<<<<

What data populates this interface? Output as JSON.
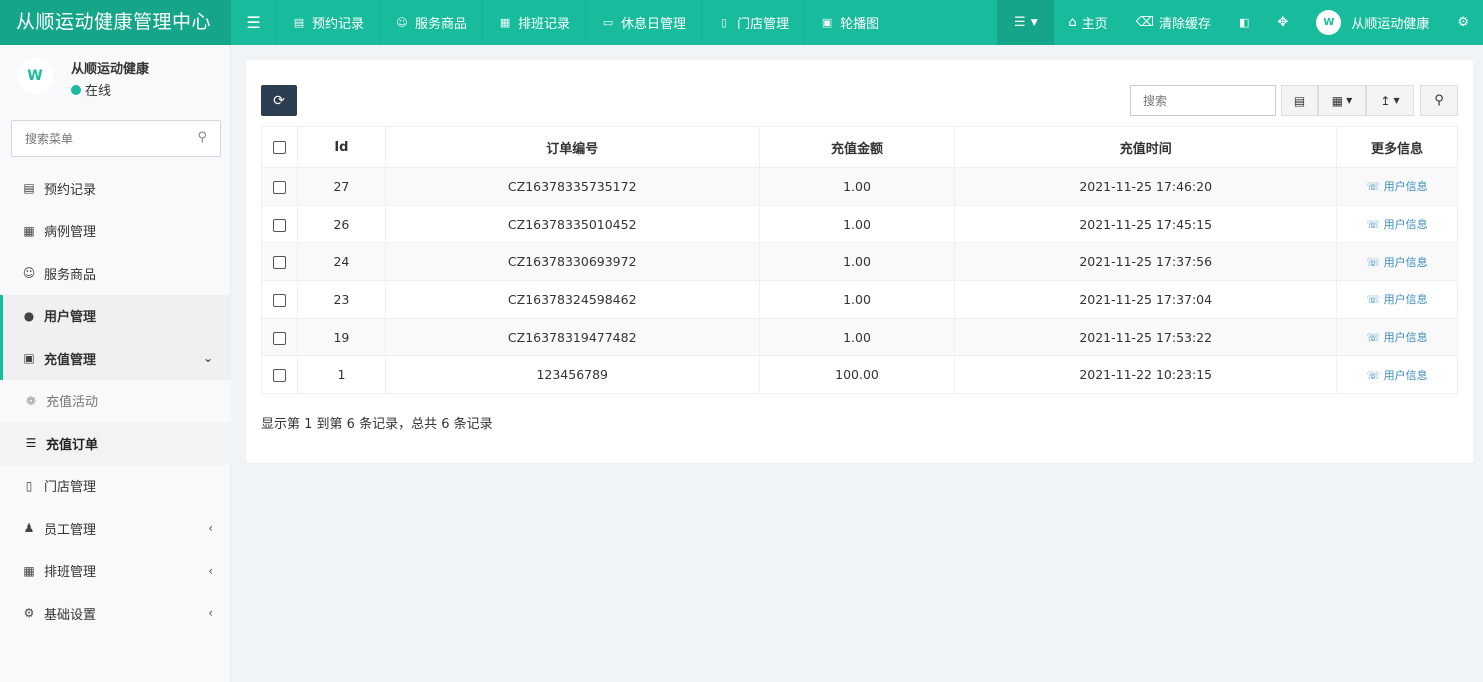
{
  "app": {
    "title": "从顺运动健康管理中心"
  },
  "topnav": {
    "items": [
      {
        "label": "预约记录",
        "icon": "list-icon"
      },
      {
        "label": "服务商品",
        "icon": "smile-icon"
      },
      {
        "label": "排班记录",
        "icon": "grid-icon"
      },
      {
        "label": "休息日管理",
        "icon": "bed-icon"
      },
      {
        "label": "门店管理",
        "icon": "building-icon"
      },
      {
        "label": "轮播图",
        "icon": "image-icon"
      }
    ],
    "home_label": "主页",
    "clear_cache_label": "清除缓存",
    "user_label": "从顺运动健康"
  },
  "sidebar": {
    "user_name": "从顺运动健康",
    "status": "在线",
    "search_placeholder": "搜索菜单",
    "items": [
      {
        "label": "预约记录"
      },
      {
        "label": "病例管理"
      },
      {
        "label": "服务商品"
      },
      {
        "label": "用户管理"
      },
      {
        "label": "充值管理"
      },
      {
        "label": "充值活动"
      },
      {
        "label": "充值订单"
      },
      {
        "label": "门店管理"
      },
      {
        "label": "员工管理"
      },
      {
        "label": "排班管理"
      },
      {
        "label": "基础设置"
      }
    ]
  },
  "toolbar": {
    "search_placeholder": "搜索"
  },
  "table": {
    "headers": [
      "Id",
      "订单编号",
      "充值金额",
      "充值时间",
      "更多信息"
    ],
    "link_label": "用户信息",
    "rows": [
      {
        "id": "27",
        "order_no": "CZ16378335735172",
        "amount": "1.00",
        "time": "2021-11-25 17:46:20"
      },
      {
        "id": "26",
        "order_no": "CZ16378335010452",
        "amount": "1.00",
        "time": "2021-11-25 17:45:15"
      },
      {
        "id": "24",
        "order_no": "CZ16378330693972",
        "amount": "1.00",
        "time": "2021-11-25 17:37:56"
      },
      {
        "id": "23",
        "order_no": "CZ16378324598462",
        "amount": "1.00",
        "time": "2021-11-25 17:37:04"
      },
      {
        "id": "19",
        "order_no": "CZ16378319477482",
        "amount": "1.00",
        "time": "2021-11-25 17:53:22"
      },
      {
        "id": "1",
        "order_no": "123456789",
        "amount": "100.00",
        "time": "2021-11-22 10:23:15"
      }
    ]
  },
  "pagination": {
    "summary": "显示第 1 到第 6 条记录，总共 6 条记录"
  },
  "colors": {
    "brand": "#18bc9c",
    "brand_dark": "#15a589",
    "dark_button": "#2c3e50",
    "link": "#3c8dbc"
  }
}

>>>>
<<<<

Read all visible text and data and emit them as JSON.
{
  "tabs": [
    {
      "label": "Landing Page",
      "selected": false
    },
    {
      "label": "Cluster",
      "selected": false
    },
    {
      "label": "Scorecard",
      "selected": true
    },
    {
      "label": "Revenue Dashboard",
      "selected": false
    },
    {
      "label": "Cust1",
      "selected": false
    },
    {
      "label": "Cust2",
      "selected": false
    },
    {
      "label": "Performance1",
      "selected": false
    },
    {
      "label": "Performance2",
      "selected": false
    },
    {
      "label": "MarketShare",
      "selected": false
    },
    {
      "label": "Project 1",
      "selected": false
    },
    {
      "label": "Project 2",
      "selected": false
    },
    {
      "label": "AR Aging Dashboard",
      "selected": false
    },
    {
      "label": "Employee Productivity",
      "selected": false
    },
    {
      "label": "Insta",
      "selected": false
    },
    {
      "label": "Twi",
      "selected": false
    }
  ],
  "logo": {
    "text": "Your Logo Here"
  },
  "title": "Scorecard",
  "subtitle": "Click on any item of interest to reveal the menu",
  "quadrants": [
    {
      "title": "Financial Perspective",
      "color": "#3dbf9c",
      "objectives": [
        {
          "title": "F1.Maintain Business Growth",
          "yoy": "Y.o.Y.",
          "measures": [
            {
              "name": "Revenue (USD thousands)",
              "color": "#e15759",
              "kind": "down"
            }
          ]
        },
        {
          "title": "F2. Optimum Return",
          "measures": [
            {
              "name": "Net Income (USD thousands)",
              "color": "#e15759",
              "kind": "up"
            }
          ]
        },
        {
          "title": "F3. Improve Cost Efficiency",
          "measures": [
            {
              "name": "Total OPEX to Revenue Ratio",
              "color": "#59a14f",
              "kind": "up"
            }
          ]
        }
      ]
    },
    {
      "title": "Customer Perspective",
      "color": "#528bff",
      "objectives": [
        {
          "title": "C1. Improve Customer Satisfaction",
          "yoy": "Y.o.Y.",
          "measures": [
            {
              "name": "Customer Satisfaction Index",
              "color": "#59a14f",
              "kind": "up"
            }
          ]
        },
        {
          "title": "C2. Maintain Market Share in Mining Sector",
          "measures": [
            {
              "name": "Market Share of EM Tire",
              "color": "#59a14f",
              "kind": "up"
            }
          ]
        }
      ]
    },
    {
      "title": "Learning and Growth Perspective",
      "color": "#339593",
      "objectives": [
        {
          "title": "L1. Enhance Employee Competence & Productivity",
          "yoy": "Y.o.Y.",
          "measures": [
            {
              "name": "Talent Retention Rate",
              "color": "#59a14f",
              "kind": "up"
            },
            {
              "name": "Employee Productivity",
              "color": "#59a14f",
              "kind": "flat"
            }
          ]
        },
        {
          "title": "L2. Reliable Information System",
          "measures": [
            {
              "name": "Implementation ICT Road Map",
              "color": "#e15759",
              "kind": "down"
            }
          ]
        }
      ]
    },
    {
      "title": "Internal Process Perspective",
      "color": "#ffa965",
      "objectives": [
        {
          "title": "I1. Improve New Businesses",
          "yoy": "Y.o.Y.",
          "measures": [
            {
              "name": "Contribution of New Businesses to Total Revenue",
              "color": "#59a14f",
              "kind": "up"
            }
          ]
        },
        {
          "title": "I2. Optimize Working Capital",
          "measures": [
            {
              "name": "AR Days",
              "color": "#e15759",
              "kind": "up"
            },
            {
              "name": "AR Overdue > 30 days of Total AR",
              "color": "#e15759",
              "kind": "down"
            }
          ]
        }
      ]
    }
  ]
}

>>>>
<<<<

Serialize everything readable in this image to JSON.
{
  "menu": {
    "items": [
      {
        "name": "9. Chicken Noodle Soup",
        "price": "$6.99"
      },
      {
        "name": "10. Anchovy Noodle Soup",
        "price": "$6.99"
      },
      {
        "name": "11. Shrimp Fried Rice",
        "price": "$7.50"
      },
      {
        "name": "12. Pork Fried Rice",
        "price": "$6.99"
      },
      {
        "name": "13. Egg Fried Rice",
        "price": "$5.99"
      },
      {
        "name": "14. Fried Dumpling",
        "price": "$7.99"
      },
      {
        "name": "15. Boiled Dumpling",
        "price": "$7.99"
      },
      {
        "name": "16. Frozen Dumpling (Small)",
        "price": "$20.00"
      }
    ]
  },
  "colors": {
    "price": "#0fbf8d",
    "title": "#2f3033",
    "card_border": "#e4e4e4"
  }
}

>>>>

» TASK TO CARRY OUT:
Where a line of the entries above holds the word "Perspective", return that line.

» TASK RESULT:
      "title": "Financial Perspective",
      "title": "Customer Perspective",
      "title": "Learning and Growth Perspective",
      "title": "Internal Process Perspective",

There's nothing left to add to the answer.